ACTION ITEM: Which of the lines below hold the word "Може"? Pull each of them out.

[Data about app and page elements]
##############################

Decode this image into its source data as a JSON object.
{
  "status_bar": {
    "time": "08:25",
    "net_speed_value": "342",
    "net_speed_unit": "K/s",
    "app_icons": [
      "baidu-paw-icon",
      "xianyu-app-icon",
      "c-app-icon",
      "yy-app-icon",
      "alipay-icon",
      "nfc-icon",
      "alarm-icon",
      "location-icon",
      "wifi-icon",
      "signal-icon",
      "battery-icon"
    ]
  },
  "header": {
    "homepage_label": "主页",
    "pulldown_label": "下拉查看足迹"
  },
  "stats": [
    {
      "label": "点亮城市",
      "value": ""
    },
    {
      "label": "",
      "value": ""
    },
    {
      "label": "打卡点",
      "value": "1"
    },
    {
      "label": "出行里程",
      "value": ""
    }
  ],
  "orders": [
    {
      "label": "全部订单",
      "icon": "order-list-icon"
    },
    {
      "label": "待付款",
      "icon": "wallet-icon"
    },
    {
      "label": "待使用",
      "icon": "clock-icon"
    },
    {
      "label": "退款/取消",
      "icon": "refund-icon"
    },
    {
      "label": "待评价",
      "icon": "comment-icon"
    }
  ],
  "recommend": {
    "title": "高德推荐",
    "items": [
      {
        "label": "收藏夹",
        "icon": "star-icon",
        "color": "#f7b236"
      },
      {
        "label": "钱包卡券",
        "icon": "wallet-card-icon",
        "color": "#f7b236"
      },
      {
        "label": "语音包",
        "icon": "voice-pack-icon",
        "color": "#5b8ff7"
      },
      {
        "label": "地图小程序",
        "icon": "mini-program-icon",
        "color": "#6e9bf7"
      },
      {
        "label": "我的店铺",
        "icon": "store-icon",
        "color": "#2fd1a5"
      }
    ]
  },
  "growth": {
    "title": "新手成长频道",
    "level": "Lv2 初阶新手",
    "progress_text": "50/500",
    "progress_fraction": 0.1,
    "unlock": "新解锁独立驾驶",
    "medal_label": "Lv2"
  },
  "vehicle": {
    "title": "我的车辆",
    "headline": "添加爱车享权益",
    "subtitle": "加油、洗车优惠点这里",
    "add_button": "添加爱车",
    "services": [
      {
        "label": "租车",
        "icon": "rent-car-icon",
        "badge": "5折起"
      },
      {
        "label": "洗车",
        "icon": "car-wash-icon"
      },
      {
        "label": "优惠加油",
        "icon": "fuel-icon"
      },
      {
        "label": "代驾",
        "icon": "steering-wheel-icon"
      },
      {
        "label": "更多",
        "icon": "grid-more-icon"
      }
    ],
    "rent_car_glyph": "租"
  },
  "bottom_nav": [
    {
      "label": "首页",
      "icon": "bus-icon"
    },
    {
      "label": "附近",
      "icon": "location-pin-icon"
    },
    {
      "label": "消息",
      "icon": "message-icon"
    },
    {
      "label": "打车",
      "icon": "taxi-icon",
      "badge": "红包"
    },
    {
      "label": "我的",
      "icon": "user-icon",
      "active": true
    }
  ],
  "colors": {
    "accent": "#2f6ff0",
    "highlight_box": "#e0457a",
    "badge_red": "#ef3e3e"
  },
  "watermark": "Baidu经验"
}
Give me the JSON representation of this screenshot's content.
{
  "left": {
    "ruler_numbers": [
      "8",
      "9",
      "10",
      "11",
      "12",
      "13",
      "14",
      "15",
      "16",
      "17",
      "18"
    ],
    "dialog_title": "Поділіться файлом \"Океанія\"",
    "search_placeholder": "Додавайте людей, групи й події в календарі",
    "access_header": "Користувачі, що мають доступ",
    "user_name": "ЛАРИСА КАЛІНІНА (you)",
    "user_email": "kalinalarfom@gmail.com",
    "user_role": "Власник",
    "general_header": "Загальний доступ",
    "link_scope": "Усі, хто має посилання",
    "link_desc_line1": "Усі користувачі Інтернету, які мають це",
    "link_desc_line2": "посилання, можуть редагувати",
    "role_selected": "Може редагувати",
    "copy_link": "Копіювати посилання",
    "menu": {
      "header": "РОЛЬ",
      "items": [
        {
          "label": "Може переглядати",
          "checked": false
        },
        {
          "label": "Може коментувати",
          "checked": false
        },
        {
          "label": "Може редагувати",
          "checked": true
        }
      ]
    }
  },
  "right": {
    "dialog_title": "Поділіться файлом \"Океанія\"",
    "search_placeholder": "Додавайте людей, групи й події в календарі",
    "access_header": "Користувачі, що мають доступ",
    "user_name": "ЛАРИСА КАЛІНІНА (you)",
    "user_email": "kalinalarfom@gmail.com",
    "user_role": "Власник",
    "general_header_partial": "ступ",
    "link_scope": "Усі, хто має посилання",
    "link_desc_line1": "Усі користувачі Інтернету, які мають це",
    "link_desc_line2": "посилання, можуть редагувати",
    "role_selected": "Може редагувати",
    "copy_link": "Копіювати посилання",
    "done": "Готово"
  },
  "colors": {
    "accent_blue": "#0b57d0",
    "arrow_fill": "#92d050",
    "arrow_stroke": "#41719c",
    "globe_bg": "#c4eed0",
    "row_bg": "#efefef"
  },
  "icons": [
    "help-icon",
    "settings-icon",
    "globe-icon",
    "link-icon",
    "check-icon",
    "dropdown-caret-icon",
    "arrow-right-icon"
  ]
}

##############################

ANSWER TO THE EXERCISE:
    "role_selected": "Може редагувати",
          "label": "Може переглядати",
          "label": "Може коментувати",
          "label": "Може редагувати",
    "role_selected": "Може редагувати",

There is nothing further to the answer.